Monday, August 16, 2010

Suburbs of Our Discontent

"I pray thee, stay with us, go not to Wittenberg."
--Gertrude pleading with her son Hamlet not to go back to the University: Hamlet 1.2.119.

I've been getting lots of really interesting feedback from my Modern Love piece in yesterday's New York Times, much of it from people who are facing or have faced a similar "two-body" problem. It's a story I've been wanting to tell for a long time, and I'm glad that I got a chance to do it.

Academia—like any other profession— is its own odd little world. But since it's cloaked in a culture of keeping quiet—don't talk about your personal life, don't risk offending anyone who might be voting on your tenure case— there aren't too many non-anonymous stories out there about it. As a result, I think it's a grossly misunderstood profession. Each year, I usually end up bursting a few of my student's bubbles who are thinking about a glamorous career as an English professor by giving them statistics about where they likely would end up living, and then telling them how much I make. And I'm one of the lucky ones, I tell them.

In the media, professors are portrayed as either lazy, overpaid snobs or cat-loving social recluses. Or both. (Say what you want about "Thirty Something," but I think Gary the Medievalist who didn't get tenure because he didn't kiss up enough to his colleagues—okay, and maybe because of his Leif Garrett haircut—was the most realistic portrayal of an academic to date.)

Anyway, I hope this story helps put a human face on the Humanities and on the academic life. Otherwise, we're left with Hamlet. And, really, who wants to hang out with that guy?

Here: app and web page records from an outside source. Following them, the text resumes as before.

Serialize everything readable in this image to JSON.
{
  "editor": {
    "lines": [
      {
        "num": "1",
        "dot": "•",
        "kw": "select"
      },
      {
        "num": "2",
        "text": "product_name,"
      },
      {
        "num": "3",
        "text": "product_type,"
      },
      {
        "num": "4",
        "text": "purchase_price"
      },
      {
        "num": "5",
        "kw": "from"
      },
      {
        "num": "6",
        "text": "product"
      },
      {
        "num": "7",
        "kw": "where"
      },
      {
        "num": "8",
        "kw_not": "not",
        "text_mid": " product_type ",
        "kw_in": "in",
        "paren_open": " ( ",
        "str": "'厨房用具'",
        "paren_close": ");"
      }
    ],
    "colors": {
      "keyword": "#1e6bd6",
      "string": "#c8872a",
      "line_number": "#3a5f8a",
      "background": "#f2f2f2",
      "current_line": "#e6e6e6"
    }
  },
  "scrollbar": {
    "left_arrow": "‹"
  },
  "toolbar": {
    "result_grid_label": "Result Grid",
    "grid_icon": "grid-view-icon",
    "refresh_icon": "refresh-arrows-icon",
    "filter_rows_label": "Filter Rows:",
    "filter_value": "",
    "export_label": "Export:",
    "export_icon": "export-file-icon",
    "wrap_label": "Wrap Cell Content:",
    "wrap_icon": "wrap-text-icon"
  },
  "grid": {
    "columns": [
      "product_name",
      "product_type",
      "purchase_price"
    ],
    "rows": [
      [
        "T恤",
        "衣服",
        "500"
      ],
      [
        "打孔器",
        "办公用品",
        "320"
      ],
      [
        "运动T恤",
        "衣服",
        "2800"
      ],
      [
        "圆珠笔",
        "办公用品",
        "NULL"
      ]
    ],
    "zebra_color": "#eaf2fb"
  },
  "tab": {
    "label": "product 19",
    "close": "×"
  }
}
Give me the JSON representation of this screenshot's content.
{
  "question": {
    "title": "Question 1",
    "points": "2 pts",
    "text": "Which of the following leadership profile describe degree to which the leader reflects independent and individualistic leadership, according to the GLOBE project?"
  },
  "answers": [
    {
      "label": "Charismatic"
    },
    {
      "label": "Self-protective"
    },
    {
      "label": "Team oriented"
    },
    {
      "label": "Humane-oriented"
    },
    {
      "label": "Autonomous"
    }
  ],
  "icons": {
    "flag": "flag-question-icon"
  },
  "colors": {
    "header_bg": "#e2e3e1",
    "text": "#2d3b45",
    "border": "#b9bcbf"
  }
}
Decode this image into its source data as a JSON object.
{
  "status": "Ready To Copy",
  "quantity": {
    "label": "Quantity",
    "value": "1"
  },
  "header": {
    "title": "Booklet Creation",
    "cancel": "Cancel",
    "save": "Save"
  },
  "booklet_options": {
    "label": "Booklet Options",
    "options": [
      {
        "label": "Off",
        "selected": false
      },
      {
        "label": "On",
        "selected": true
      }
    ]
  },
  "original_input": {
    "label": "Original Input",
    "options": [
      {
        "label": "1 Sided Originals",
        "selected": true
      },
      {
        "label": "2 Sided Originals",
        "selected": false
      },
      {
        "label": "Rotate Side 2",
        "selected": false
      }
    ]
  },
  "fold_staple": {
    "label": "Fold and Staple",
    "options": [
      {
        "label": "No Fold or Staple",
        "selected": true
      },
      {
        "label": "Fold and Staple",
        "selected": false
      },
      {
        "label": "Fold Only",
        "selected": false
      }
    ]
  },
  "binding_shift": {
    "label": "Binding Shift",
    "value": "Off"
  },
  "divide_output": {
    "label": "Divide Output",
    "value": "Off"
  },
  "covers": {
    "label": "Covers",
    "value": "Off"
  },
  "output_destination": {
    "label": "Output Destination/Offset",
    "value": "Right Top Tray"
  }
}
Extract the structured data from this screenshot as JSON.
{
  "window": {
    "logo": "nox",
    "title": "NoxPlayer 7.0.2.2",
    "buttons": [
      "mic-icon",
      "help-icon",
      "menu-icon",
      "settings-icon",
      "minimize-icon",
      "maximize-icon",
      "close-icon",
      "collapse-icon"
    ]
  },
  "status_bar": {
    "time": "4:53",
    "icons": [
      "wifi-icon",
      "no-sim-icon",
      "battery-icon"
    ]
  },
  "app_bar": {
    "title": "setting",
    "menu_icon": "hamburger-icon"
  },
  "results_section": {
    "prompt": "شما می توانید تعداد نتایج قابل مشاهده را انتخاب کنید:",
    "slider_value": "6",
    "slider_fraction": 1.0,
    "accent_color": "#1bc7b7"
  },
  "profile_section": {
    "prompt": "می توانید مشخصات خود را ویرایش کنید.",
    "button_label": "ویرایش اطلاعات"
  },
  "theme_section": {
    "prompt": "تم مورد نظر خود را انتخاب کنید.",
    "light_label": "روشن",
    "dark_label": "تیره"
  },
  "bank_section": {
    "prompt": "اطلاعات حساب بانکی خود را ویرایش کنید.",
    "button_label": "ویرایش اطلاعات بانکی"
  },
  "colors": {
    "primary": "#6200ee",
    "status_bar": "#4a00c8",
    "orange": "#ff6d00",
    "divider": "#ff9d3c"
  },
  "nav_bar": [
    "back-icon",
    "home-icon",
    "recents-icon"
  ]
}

  1. I had such a crush on Gary back in the day! (Hmmm, and then I wound up with a medievalist - coincidence?)